Jean Jacques Millant is perhaps the most innovative and brilliant of 20th century French makers. This futuristic bow represents a high point in his craft – it’s a remarkable player and the condition is as new.
There are very few makers who succeed in re-imagining the violin bow, but Jean Jacques Millant had the confidence and the skill to do it. His work is always exquisite, but this personal model with the divided frog was really the first truly contemporary bow – and unlike so many design innovations, the aesthetic is completely successful.
Somehow this radical shape looks immediately natural – all parts complement each other, and the head and the frog soom to relate to each other in a way that you don’t see on a conventional frog.
Typically for Millant the head is a Peccatte model. The stick is of exceptional flamed pernambuco of a warm orange-brown, round section, mounts are gold and tortoiseshell.
The bow appears to be unused – there are no marks or defects whatsoever.
This is a visually arresting bow and uniquely collectable, but it’s also a tremendous player, much more in the vein of Henry or Simon than of the mid 20th century.
The sound is big, smooth and creamy. The frog design lends an unusual degree of stability to the stick, and the tracking is remarkable – these two things in conjunction add up to a bow which feels really secure, yet there’s also great clarity and articulation.
I took to this bow immediately – hard to pin down exactly what makes it special, probably it’s the absence of any weakness or irregularity. It does everything superbly, it can draw delicate wispy sounds out of the instrument but it also has big reserves of power and it seems impossible to over-play.

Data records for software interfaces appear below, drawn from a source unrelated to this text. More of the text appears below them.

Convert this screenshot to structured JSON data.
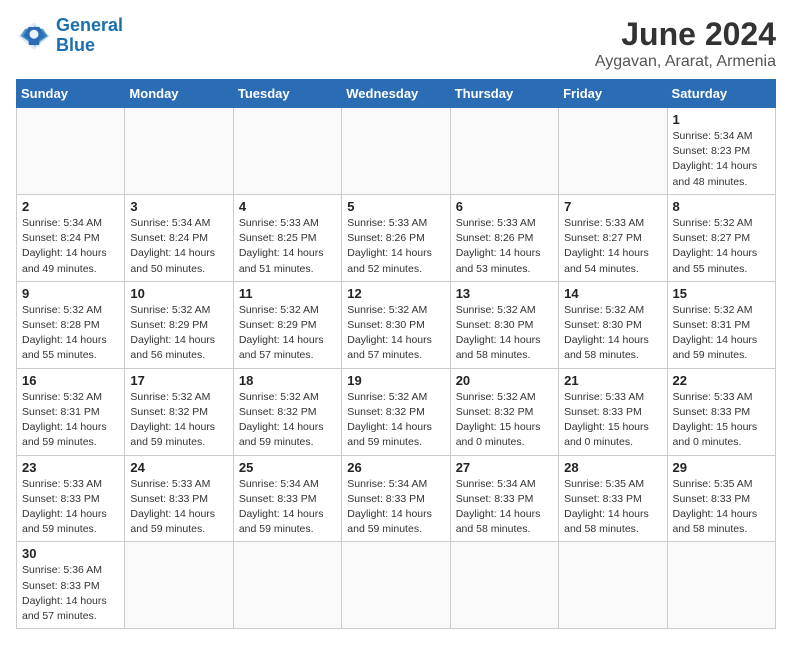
{
  "header": {
    "logo_general": "General",
    "logo_blue": "Blue",
    "month_year": "June 2024",
    "location": "Aygavan, Ararat, Armenia"
  },
  "weekdays": [
    "Sunday",
    "Monday",
    "Tuesday",
    "Wednesday",
    "Thursday",
    "Friday",
    "Saturday"
  ],
  "weeks": [
    [
      {
        "day": "",
        "content": ""
      },
      {
        "day": "",
        "content": ""
      },
      {
        "day": "",
        "content": ""
      },
      {
        "day": "",
        "content": ""
      },
      {
        "day": "",
        "content": ""
      },
      {
        "day": "",
        "content": ""
      },
      {
        "day": "1",
        "content": "Sunrise: 5:34 AM\nSunset: 8:23 PM\nDaylight: 14 hours and 48 minutes."
      }
    ],
    [
      {
        "day": "2",
        "content": "Sunrise: 5:34 AM\nSunset: 8:24 PM\nDaylight: 14 hours and 49 minutes."
      },
      {
        "day": "3",
        "content": "Sunrise: 5:34 AM\nSunset: 8:24 PM\nDaylight: 14 hours and 50 minutes."
      },
      {
        "day": "4",
        "content": "Sunrise: 5:33 AM\nSunset: 8:25 PM\nDaylight: 14 hours and 51 minutes."
      },
      {
        "day": "5",
        "content": "Sunrise: 5:33 AM\nSunset: 8:26 PM\nDaylight: 14 hours and 52 minutes."
      },
      {
        "day": "6",
        "content": "Sunrise: 5:33 AM\nSunset: 8:26 PM\nDaylight: 14 hours and 53 minutes."
      },
      {
        "day": "7",
        "content": "Sunrise: 5:33 AM\nSunset: 8:27 PM\nDaylight: 14 hours and 54 minutes."
      },
      {
        "day": "8",
        "content": "Sunrise: 5:32 AM\nSunset: 8:27 PM\nDaylight: 14 hours and 55 minutes."
      }
    ],
    [
      {
        "day": "9",
        "content": "Sunrise: 5:32 AM\nSunset: 8:28 PM\nDaylight: 14 hours and 55 minutes."
      },
      {
        "day": "10",
        "content": "Sunrise: 5:32 AM\nSunset: 8:29 PM\nDaylight: 14 hours and 56 minutes."
      },
      {
        "day": "11",
        "content": "Sunrise: 5:32 AM\nSunset: 8:29 PM\nDaylight: 14 hours and 57 minutes."
      },
      {
        "day": "12",
        "content": "Sunrise: 5:32 AM\nSunset: 8:30 PM\nDaylight: 14 hours and 57 minutes."
      },
      {
        "day": "13",
        "content": "Sunrise: 5:32 AM\nSunset: 8:30 PM\nDaylight: 14 hours and 58 minutes."
      },
      {
        "day": "14",
        "content": "Sunrise: 5:32 AM\nSunset: 8:30 PM\nDaylight: 14 hours and 58 minutes."
      },
      {
        "day": "15",
        "content": "Sunrise: 5:32 AM\nSunset: 8:31 PM\nDaylight: 14 hours and 59 minutes."
      }
    ],
    [
      {
        "day": "16",
        "content": "Sunrise: 5:32 AM\nSunset: 8:31 PM\nDaylight: 14 hours and 59 minutes."
      },
      {
        "day": "17",
        "content": "Sunrise: 5:32 AM\nSunset: 8:32 PM\nDaylight: 14 hours and 59 minutes."
      },
      {
        "day": "18",
        "content": "Sunrise: 5:32 AM\nSunset: 8:32 PM\nDaylight: 14 hours and 59 minutes."
      },
      {
        "day": "19",
        "content": "Sunrise: 5:32 AM\nSunset: 8:32 PM\nDaylight: 14 hours and 59 minutes."
      },
      {
        "day": "20",
        "content": "Sunrise: 5:32 AM\nSunset: 8:32 PM\nDaylight: 15 hours and 0 minutes."
      },
      {
        "day": "21",
        "content": "Sunrise: 5:33 AM\nSunset: 8:33 PM\nDaylight: 15 hours and 0 minutes."
      },
      {
        "day": "22",
        "content": "Sunrise: 5:33 AM\nSunset: 8:33 PM\nDaylight: 15 hours and 0 minutes."
      }
    ],
    [
      {
        "day": "23",
        "content": "Sunrise: 5:33 AM\nSunset: 8:33 PM\nDaylight: 14 hours and 59 minutes."
      },
      {
        "day": "24",
        "content": "Sunrise: 5:33 AM\nSunset: 8:33 PM\nDaylight: 14 hours and 59 minutes."
      },
      {
        "day": "25",
        "content": "Sunrise: 5:34 AM\nSunset: 8:33 PM\nDaylight: 14 hours and 59 minutes."
      },
      {
        "day": "26",
        "content": "Sunrise: 5:34 AM\nSunset: 8:33 PM\nDaylight: 14 hours and 59 minutes."
      },
      {
        "day": "27",
        "content": "Sunrise: 5:34 AM\nSunset: 8:33 PM\nDaylight: 14 hours and 58 minutes."
      },
      {
        "day": "28",
        "content": "Sunrise: 5:35 AM\nSunset: 8:33 PM\nDaylight: 14 hours and 58 minutes."
      },
      {
        "day": "29",
        "content": "Sunrise: 5:35 AM\nSunset: 8:33 PM\nDaylight: 14 hours and 58 minutes."
      }
    ],
    [
      {
        "day": "30",
        "content": "Sunrise: 5:36 AM\nSunset: 8:33 PM\nDaylight: 14 hours and 57 minutes."
      },
      {
        "day": "",
        "content": ""
      },
      {
        "day": "",
        "content": ""
      },
      {
        "day": "",
        "content": ""
      },
      {
        "day": "",
        "content": ""
      },
      {
        "day": "",
        "content": ""
      },
      {
        "day": "",
        "content": ""
      }
    ]
  ]
}
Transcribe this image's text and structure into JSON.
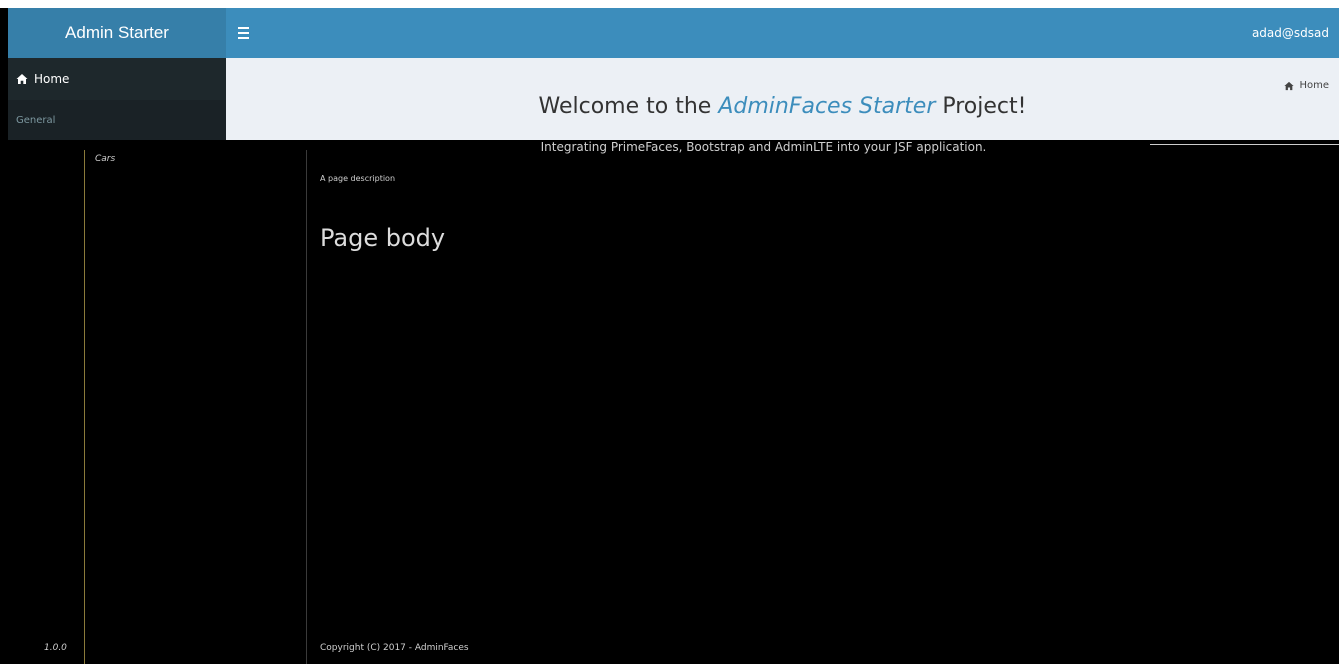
{
  "header": {
    "logo": "Admin Starter",
    "user": "adad@sdsad"
  },
  "sidebar": {
    "home_label": "Home",
    "section_header": "General",
    "cars_label": "Cars"
  },
  "content": {
    "title_prefix": "Welcome to the ",
    "title_accent": "AdminFaces Starter",
    "title_suffix": " Project!",
    "subtitle": "Integrating PrimeFaces, Bootstrap and AdminLTE into your JSF application.",
    "breadcrumb_home": "Home",
    "page_description": "A page description",
    "page_body": "Page body"
  },
  "footer": {
    "version": "1.0.0",
    "copyright": "Copyright (C) 2017 - AdminFaces"
  },
  "colors": {
    "logo_bg": "#367fa9",
    "navbar_bg": "#3c8dbc",
    "sidebar_bg": "#222d32",
    "accent": "#3c8dbc"
  }
}
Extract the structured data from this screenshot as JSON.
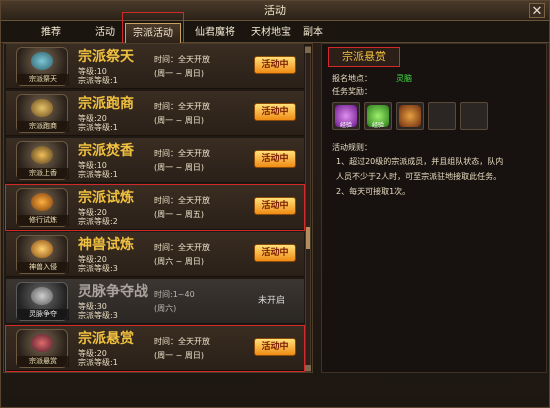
{
  "window": {
    "title": "活动"
  },
  "tabs": [
    {
      "label": "推荐"
    },
    {
      "label": "活动"
    },
    {
      "label": "宗派活动"
    },
    {
      "label": "仙君魔将"
    },
    {
      "label": "天材地宝"
    },
    {
      "label": "副本"
    }
  ],
  "activities": [
    {
      "icon_caption": "宗派祭天",
      "name": "宗派祭天",
      "level": "等级:10",
      "sect_level": "宗派等级:1",
      "time": "时间：全天开放",
      "days": "(周一 ~ 周日)",
      "status": "活动中"
    },
    {
      "icon_caption": "宗派跑商",
      "name": "宗派跑商",
      "level": "等级:20",
      "sect_level": "宗派等级:1",
      "time": "时间：全天开放",
      "days": "(周一 ~ 周日)",
      "status": "活动中"
    },
    {
      "icon_caption": "宗派上香",
      "name": "宗派焚香",
      "level": "等级:10",
      "sect_level": "宗派等级:1",
      "time": "时间：全天开放",
      "days": "(周一 ~ 周日)",
      "status": "活动中"
    },
    {
      "icon_caption": "修行试炼",
      "name": "宗派试炼",
      "level": "等级:20",
      "sect_level": "宗派等级:2",
      "time": "时间：全天开放",
      "days": "(周一 ~ 周五)",
      "status": "活动中"
    },
    {
      "icon_caption": "神兽入侵",
      "name": "神兽试炼",
      "level": "等级:20",
      "sect_level": "宗派等级:3",
      "time": "时间：全天开放",
      "days": "(周六 ~ 周日)",
      "status": "活动中"
    },
    {
      "icon_caption": "灵脉争夺",
      "name": "灵脉争夺战",
      "level": "等级:30",
      "sect_level": "宗派等级:3",
      "time": "时间:1~40",
      "days": "(周六)",
      "status": "未开启"
    },
    {
      "icon_caption": "宗派悬赏",
      "name": "宗派悬赏",
      "level": "等级:20",
      "sect_level": "宗派等级:1",
      "time": "时间：全天开放",
      "days": "(周一 ~ 周日)",
      "status": "活动中"
    }
  ],
  "detail": {
    "title": "宗派悬赏",
    "location_label": "报名地点：",
    "location_value": "灵脑",
    "rewards_label": "任务奖励：",
    "rewards": [
      {
        "icon": "purple-exp-orb",
        "caption": "经验"
      },
      {
        "icon": "green-exp-orb",
        "caption": "经验"
      },
      {
        "icon": "treasure-chest",
        "caption": ""
      },
      {
        "icon": "empty-slot",
        "caption": ""
      },
      {
        "icon": "empty-slot",
        "caption": ""
      }
    ],
    "rules_label": "活动规则：",
    "rules": [
      "1、超过20级的宗派成员，并且组队状态，队内",
      "人员不少于2人时，可至宗派驻地接取此任务。",
      "2、每天可接取1次。"
    ]
  }
}
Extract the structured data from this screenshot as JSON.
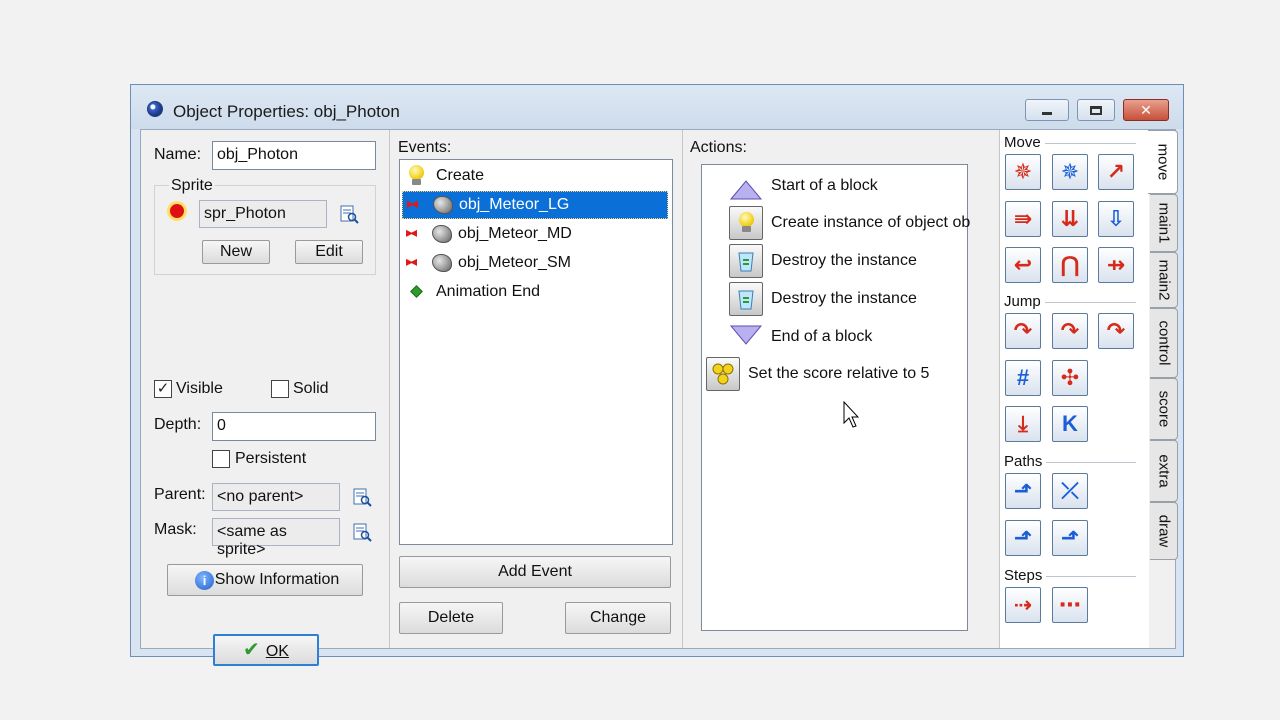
{
  "window": {
    "title": "Object Properties: obj_Photon",
    "close_glyph": "✕"
  },
  "left_panel": {
    "name_label": "Name:",
    "name_value": "obj_Photon",
    "sprite_group": "Sprite",
    "sprite_value": "spr_Photon",
    "new_button": "New",
    "edit_button": "Edit",
    "visible_label": "Visible",
    "visible_checked": true,
    "solid_label": "Solid",
    "solid_checked": false,
    "depth_label": "Depth:",
    "depth_value": "0",
    "persistent_label": "Persistent",
    "persistent_checked": false,
    "parent_label": "Parent:",
    "parent_value": "<no parent>",
    "mask_label": "Mask:",
    "mask_value": "<same as sprite>",
    "show_info_button": "Show Information",
    "ok_button": "OK"
  },
  "events": {
    "header": "Events:",
    "items": [
      {
        "label": "Create",
        "icon": "lightbulb-icon",
        "selected": false
      },
      {
        "label": "obj_Meteor_LG",
        "icon": "collision-icon",
        "selected": true
      },
      {
        "label": "obj_Meteor_MD",
        "icon": "collision-icon",
        "selected": false
      },
      {
        "label": "obj_Meteor_SM",
        "icon": "collision-icon",
        "selected": false
      },
      {
        "label": "Animation End",
        "icon": "green-diamond-icon",
        "selected": false
      }
    ],
    "add_button": "Add Event",
    "delete_button": "Delete",
    "change_button": "Change"
  },
  "actions": {
    "header": "Actions:",
    "items": [
      {
        "label": "Start of a block",
        "icon": "triangle-up-icon"
      },
      {
        "label": "Create instance of object ob",
        "icon": "lightbulb-icon"
      },
      {
        "label": "Destroy the instance",
        "icon": "recycle-bin-icon"
      },
      {
        "label": "Destroy the instance",
        "icon": "recycle-bin-icon"
      },
      {
        "label": "End of a block",
        "icon": "triangle-down-icon"
      },
      {
        "label": "Set the score relative to 5",
        "icon": "score-coins-icon"
      }
    ]
  },
  "library": {
    "sections": {
      "move": "Move",
      "jump": "Jump",
      "paths": "Paths",
      "steps": "Steps"
    },
    "tabs": [
      "move",
      "main1",
      "main2",
      "control",
      "score",
      "extra",
      "draw"
    ],
    "active_tab": "move"
  },
  "colors": {
    "selection": "#0b6fd8",
    "icon_red": "#d62a1a",
    "icon_blue": "#1a5fd6"
  }
}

Slightly unexpected to find such a well-rounded “old school” sound in so radical package, but there it is – just a great bow!